God never shows up at the door unannounced. He knows that there might be cat hairs all over the living room couch and that the kids probably left their gym shoes and sweatshirts in the den and that you fully intended to have those leaves on the front lawn raked up over the weekend, so he always phones ahead to save his faithful even mild embarrassment. Well, God does not exactly phone ahead, but he always makes his appearances known well ahead of time. He chooses not to catch his people off guard.
In the opening verses of St. Mark’s Gospel account, to be read at Mass this coming Sunday, the evangelist blends three Scriptural announcements of God’s anticipated arrival into human history and of God’s thoughtfulness in sending advanced notice of his awesome advent. The ancient Jews, as is known, had a challenging trek through the desert to arrive at the Promised Land. The book of Exodus (23:20) reveals that God prepared his people for their new homeland and for their eventual union with him in Canaan through the guidance of a special messenger, a unique voice, an angel: “See, I am sending an angel before you, to guard you on the way and bring you to the place I have prepared. Be attentive to him and obey him. Do not rebel against him, for he will not forgive your sin. My authority is within him.”
Again, in the writings of Isaiah (40:3), God tips off the Israelites in exile in Babylon that God would soon be near and that they should prepare for his entrance into their lives once again: “A voice proclaims: In the wilderness prepare the way of the LORD! Make straight in the wasteland a highway for our God!” A little later in history, when the Jews had returned from Babylon and were getting settled in Jerusalem, the prophet Malachi (3:1) predicts help arriving from God to assist the Jews in their resettlement and in rebuilding Jerusalem’s temple for God’s arrival. “Now I am sending my messenger—he will prepare the way before me; And the lord whom you seek will come suddenly to his temple; The messenger of the covenant whom you desire—see, he is coming! says the LORD of hosts.”

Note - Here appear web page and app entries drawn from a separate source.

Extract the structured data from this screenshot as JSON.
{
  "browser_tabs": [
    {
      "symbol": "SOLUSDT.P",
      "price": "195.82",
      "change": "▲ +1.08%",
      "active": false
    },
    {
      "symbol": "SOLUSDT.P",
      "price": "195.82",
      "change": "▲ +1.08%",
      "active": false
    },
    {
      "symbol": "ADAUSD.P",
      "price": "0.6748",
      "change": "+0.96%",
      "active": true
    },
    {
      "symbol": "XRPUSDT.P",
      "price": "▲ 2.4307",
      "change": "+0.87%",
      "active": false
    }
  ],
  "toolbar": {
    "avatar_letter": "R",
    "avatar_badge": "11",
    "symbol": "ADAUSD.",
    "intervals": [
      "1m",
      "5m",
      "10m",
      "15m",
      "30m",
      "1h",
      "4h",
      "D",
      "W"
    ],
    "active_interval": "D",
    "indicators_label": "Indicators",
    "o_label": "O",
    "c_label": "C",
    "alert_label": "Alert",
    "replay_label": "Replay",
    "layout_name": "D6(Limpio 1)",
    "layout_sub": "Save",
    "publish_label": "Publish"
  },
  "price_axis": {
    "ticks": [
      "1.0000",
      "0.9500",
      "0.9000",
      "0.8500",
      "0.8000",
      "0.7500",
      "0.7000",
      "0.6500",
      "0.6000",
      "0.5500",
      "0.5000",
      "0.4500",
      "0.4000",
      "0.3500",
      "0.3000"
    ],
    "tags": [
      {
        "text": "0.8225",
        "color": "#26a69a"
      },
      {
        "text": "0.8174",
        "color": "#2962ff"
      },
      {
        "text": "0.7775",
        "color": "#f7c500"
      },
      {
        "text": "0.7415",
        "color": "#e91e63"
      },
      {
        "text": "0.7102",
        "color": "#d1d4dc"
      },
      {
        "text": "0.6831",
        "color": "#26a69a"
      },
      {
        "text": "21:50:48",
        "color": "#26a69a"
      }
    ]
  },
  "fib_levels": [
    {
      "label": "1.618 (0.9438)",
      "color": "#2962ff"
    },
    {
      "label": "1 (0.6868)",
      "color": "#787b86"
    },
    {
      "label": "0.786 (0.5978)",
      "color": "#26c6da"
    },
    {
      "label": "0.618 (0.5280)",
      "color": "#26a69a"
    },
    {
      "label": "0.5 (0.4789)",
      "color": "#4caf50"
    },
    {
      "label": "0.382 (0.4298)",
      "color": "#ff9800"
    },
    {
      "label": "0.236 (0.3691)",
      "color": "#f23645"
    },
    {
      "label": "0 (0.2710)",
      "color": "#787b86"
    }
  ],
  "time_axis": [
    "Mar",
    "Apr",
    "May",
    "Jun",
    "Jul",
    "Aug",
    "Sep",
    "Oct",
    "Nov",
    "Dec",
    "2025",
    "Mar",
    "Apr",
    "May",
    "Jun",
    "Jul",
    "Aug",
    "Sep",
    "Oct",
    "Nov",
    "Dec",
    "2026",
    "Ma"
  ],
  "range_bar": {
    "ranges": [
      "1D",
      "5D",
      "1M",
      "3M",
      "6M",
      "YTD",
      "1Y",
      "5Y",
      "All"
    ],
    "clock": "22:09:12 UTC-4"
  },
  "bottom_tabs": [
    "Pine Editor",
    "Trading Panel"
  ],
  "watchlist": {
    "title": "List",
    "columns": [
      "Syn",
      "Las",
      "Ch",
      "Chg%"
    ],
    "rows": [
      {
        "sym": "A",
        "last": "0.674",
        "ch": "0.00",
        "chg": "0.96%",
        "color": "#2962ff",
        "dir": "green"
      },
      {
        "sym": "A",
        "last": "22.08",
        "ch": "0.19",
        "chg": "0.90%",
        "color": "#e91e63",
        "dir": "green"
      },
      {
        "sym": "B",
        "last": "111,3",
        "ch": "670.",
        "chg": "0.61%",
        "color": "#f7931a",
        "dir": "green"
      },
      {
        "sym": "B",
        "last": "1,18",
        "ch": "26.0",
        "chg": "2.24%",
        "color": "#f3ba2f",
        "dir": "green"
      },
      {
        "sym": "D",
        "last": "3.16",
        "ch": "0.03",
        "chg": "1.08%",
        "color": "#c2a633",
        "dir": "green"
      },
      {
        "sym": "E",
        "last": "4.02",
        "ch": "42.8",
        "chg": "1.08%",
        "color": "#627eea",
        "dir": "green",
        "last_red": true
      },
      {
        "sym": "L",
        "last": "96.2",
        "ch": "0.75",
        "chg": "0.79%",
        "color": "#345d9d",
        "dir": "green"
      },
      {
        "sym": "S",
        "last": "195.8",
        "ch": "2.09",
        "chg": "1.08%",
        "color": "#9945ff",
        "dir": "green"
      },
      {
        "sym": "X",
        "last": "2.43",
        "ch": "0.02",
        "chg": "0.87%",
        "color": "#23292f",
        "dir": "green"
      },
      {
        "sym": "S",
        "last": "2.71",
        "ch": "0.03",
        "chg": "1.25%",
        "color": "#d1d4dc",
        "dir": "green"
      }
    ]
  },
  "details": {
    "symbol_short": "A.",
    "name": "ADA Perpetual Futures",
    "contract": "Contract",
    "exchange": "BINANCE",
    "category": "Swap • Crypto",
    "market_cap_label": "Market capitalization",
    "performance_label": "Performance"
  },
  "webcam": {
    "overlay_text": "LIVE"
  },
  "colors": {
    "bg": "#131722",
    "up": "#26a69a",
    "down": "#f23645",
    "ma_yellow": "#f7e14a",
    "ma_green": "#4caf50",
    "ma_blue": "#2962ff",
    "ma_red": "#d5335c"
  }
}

So God once sent an angel to the Jews in the desert; then God sent a voice to the Jews in Babylon; and God then sent a messenger to the Jews resettling the Holy Land. And now, preparing for the new dispensation, God sends John the Baptist: “John the Baptist appeared in the desert proclaiming a baptism of repentance for the forgiveness of sins (Mk 1:2).” John is not the message; he is simply the messenger. It will be through Christ that a further revelation will take place: “I have baptized you with water; he will baptize you with the Holy Spirit (Mk.1:8).”
God as Father fully recognizes how scattered the attentions of his human family can be. The Jews in the Sinai desert had much to worry them. The Jews in Babylon had no end of distractions. And the Jews recently re-settled in Judea were quite hassled. So, angels, voices and messengers were sorely needed to recall the Chosen People’s hearts and minds to the matter at hand. God was about to arrive powerfully into their midst and they had better be on their toes, or better still, on their knees to recognize, to accept and to know their loving God upon his arrival.
During the Christian era, the liturgical season of Advent is those weeks during which believers are warned to focus more pointedly on exactly who is about to enter their lives. The solemn purple décor of the church’s trappings and vestments vividly announces that something or someone different is on his way. The daily and Sunday Scripture readings for Advent recall God’s previous arrivals in salvation history and indicate that a new Divine entrance is about to occur. The Christian community itself, avoiding the secularity of the “holiday season,” may graphically announce the nearness of God by their selection of Christmas cards and Christmas decorations, allowing shepherds and Wise Men more prominence than snowmen and reindeer. Making sure a manger scene is prominently displayed in the home is an explicit evocation of the great events to come. Deliberate acts of charity toward the needy are always a herald of God’s nearness. And of course, participation in a Christmas Mass (even when it comes on a Monday) is the grandest indication that God is becoming powerfully present to his people once again. With the whole Christian community as herald, the words of Isaiah (40:5) will indeed be fulfilled: “Then the glory of the LORD shall be revealed, and all flesh shall see it together.” Come Lord Jesus!